There are not many countries in the world, or in Europe, where financial resources for health care are in-exhaustible. If huge outlays are incurred on expensive unnecessary imaging tests, then there must be a lack of money for something else, such as treatment. More than once I have taken part in fund-raising and I have paid money for the treatment of a sick person from my family or from among my close friends and acquaintances, because their treatment was not reimbursed. The financial system of any country cannot bear the burden of diagnostics and treatment if a big part of it is unjustified. And how, after such an expense, can we not be frustrated when reporting another, e.g. the fifth brain MRI scan of a patient with a diagnosis of “headaches”?

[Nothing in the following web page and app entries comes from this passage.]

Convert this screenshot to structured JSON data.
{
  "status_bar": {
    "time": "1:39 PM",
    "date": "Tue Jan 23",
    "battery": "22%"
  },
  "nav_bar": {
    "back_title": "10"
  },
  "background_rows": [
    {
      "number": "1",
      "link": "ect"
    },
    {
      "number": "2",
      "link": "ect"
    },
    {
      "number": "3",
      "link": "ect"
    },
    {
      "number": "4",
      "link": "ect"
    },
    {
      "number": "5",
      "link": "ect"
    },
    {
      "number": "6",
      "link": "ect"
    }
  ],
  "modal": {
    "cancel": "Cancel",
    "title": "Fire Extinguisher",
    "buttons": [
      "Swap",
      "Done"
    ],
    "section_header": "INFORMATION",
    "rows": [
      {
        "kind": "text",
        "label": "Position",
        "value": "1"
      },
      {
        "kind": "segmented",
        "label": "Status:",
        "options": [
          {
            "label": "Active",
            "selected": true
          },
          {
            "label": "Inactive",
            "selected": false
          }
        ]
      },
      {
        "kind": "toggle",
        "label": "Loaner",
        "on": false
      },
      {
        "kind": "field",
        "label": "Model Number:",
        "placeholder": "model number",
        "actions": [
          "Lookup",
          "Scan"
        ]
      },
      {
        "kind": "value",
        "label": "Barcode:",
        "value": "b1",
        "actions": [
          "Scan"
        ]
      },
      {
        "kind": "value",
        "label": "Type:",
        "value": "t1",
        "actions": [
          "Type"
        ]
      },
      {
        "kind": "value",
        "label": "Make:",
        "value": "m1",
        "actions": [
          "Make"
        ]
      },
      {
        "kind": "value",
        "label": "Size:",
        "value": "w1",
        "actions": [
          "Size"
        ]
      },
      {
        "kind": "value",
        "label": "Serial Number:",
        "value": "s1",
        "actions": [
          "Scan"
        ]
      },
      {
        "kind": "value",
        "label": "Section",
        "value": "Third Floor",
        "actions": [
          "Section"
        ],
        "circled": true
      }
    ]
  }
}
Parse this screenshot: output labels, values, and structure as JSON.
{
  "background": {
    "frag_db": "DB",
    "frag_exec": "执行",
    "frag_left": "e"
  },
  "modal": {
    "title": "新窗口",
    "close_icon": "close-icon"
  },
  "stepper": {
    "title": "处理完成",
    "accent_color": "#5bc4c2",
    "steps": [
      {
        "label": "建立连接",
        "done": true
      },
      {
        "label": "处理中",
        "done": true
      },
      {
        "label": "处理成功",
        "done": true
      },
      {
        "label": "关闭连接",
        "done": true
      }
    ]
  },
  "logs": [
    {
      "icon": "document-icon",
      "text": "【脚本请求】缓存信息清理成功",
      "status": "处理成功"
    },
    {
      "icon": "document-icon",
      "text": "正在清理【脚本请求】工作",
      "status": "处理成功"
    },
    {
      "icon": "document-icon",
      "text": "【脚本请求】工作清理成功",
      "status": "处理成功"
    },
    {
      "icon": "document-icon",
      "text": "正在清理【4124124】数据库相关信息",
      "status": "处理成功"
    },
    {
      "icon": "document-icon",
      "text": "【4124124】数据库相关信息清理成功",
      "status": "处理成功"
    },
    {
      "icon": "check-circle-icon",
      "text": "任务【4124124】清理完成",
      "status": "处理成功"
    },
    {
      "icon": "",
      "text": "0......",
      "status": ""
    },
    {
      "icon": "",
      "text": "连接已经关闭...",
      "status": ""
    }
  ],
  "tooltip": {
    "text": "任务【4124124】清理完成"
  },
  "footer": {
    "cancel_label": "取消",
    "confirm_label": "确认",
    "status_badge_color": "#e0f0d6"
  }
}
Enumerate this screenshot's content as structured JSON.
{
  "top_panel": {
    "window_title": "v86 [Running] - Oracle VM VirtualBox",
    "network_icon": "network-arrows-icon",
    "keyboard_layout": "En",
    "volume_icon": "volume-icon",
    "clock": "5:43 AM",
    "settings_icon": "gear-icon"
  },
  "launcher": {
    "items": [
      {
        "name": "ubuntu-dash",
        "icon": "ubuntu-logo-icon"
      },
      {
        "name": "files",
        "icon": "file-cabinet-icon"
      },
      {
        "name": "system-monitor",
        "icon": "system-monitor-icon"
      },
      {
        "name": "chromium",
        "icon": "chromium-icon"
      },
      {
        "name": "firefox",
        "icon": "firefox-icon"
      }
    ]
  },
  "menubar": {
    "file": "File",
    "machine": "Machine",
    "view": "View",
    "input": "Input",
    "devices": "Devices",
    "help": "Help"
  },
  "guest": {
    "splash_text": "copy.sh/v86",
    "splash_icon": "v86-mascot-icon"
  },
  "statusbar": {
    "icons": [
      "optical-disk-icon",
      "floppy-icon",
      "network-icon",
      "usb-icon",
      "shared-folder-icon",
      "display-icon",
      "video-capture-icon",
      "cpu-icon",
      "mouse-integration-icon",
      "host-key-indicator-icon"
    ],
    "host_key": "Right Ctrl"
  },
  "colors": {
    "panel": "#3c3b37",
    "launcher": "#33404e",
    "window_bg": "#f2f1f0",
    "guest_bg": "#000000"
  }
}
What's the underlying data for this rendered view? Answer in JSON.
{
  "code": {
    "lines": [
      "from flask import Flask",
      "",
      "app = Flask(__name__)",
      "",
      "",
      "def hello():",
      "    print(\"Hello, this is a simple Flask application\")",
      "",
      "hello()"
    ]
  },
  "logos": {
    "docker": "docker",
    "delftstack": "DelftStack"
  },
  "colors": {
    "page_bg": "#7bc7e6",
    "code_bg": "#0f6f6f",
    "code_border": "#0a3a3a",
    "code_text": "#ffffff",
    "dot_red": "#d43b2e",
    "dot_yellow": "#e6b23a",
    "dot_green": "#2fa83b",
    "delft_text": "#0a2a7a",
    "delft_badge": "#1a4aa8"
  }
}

This should be taught to fellow clinicians as well as radiologists. Perhaps the solution to this problem would be – thanks to IT development – to create a central regi-ster of patients and their examinations, so that claimant patients could not force referrals, and doctors unaware of their previous history do not issue subsequent referrals for examinations that have already been repeatedly, and often unnecessarily, ordered and performed.

Finally, there is the question of what legal conditions would have to be created for a radiologist – being a clinical doctor – to refuse to perform an unnecessary imaging study that has already been performed many times and/or does not contribute anything. Our problem is that we cannot refuse a senselessly ordered study on an outpatient basis (whereas we have that chance in the hospital, after consulting with the referring physician) (Figure 1). We do not do this for fear of lawsuits, and this is one of the reasons why “47% of radiologists are suffering from burnout”, including myself. Yet I still occasionally feel the urge to fight.

Figure 1

A 37-year-old woman referred to “urgent” magnetic resonance imaging (MRI) of the brain. Computed tomography was performed 1.5 months before MRI, after trauma. A meningioma of 4.5 × 3 mm was reported and this was the reason to refer the patient to urgent MRI